SOURCE INFORMATION:
"""

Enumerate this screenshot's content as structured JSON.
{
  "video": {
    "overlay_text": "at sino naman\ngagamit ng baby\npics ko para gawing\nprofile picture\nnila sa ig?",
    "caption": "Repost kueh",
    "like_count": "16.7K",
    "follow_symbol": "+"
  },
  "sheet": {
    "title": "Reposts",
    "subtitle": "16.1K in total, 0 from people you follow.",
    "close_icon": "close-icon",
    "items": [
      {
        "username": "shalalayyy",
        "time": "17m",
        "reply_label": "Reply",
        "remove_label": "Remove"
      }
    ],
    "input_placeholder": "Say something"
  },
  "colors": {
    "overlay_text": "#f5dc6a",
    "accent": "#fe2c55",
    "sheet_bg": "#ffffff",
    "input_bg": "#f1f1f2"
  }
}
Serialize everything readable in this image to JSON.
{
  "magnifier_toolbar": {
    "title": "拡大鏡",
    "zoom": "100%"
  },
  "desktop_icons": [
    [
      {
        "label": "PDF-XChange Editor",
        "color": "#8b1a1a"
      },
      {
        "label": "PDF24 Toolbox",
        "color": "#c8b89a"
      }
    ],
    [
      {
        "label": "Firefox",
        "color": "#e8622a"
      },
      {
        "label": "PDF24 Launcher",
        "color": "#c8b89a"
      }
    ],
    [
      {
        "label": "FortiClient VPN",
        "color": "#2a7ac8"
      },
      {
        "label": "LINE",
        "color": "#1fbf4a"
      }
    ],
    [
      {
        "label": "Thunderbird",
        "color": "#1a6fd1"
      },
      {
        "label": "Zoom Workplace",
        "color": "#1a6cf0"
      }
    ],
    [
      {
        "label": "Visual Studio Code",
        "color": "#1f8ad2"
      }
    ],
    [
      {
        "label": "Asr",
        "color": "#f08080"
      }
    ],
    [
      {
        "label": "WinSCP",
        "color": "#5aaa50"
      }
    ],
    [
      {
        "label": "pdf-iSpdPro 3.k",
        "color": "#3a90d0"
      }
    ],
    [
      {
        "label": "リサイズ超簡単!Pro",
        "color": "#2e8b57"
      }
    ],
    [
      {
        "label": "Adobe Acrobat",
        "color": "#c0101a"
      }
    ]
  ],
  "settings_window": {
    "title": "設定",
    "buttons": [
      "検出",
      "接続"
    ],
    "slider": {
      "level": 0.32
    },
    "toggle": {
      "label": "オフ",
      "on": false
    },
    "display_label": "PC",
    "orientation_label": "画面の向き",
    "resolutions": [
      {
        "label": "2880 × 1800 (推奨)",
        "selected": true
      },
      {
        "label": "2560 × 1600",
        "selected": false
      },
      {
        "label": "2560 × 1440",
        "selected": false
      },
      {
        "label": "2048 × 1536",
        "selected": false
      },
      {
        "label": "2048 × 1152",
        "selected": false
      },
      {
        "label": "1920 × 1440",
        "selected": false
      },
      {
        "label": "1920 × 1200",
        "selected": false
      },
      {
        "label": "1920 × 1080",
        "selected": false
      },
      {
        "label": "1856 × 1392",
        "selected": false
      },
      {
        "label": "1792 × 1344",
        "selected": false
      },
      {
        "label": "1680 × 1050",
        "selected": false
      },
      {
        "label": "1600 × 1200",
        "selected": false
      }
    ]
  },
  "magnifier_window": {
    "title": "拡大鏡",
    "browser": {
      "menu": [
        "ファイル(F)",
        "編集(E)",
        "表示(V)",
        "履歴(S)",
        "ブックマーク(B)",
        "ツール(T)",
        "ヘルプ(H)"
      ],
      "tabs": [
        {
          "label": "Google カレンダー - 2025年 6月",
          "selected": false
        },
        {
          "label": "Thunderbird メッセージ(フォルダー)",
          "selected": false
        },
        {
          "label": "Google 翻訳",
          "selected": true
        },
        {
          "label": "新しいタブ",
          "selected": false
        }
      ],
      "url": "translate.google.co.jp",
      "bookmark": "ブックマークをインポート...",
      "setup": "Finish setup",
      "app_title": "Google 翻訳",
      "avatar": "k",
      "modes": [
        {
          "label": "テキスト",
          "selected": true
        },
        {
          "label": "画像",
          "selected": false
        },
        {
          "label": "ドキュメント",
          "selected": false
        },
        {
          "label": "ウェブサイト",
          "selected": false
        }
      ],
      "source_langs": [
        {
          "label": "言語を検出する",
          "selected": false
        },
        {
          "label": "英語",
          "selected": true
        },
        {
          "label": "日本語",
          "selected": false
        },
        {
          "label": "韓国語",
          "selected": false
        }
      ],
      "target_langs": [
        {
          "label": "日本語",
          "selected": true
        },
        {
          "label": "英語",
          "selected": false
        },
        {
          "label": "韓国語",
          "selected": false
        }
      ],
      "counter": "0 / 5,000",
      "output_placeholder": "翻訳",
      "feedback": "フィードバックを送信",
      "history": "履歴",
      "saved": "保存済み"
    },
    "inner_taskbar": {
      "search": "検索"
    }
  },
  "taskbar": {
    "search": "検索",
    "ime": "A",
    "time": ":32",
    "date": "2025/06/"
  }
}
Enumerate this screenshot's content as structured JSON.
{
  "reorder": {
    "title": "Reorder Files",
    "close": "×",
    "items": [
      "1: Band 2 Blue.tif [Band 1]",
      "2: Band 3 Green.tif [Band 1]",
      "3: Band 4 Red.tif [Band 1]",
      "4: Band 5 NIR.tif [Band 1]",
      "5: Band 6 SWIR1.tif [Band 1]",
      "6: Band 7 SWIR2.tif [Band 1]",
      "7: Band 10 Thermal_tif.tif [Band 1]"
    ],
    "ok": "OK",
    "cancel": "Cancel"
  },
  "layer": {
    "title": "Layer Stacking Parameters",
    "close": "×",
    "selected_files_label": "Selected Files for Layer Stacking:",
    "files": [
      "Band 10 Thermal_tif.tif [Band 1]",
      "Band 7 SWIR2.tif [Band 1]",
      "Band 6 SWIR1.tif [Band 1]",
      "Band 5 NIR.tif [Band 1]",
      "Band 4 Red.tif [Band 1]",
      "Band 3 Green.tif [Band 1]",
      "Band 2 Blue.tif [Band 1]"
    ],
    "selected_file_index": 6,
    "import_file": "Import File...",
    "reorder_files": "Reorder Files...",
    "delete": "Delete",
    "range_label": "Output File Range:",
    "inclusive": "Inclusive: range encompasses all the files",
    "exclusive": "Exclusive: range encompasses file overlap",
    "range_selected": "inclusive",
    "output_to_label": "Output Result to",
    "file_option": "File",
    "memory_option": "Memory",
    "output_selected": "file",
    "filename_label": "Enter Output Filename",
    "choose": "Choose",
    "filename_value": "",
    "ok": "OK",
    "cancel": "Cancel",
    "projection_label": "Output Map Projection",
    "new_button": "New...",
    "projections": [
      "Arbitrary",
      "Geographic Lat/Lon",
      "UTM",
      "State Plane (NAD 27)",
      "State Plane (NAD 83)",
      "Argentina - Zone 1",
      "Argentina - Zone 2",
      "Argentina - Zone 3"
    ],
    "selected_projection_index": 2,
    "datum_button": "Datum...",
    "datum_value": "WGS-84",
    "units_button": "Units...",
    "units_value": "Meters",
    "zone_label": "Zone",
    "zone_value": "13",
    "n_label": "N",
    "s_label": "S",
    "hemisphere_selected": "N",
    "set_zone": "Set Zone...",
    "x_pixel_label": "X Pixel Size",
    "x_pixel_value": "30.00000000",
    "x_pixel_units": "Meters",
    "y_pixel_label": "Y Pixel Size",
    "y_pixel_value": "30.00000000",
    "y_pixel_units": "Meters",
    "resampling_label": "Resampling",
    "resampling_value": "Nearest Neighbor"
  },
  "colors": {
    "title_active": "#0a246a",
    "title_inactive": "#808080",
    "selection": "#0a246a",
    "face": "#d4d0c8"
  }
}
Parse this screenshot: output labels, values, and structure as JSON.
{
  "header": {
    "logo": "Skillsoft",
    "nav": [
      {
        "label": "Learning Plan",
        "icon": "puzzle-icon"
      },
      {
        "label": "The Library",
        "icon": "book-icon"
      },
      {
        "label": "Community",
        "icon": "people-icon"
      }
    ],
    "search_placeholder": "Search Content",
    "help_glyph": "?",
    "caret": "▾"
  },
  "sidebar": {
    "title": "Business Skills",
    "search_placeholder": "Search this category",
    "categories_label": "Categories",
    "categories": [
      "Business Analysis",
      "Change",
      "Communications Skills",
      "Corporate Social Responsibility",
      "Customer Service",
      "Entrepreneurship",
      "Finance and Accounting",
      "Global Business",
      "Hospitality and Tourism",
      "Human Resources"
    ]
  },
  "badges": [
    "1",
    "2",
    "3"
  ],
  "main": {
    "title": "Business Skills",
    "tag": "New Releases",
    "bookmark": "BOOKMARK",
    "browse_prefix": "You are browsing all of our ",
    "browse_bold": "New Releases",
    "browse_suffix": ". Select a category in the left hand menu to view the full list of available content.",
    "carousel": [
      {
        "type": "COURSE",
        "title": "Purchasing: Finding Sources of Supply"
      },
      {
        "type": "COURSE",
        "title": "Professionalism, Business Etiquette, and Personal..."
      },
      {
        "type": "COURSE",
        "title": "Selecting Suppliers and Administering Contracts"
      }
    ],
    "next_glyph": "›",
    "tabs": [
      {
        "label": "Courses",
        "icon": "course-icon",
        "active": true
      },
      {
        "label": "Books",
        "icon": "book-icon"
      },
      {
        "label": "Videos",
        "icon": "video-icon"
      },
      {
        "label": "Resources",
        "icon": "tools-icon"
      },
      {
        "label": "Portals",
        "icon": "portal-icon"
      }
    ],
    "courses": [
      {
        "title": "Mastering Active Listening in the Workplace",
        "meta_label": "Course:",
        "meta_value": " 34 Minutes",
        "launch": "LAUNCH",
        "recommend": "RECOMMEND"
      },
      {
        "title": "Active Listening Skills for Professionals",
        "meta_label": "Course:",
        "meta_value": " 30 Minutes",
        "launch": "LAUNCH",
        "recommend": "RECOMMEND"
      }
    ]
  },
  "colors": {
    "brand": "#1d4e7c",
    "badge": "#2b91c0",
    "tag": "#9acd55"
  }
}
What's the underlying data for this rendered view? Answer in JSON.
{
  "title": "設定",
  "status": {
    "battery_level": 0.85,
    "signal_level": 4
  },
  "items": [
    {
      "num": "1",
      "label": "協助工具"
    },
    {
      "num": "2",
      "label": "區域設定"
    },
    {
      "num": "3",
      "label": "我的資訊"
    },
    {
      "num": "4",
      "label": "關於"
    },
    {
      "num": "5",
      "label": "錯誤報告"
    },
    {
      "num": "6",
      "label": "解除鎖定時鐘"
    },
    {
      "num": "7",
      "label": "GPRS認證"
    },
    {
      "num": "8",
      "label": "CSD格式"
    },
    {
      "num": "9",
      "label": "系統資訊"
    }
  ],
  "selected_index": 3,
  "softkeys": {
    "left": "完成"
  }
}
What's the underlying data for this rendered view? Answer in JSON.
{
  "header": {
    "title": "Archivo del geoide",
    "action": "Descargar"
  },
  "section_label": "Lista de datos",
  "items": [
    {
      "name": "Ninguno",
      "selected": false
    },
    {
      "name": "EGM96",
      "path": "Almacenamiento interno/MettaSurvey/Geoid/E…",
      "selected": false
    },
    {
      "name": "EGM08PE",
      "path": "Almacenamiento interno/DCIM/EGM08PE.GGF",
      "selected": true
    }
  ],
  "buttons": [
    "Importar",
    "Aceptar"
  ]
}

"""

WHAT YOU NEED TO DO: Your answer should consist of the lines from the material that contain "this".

WORKED SOLUTION:
Enumerate this screenshot's content as structured JSON.
Serialize everything readable in this image to JSON.
Enumerate this screenshot's content as structured JSON.
Parse this screenshot: output labels, values, and structure as JSON.
    "search_placeholder": "Search this category",
What's the underlying data for this rendered view? Answer in JSON.
What's the underlying data for this rendered view? Answer in JSON.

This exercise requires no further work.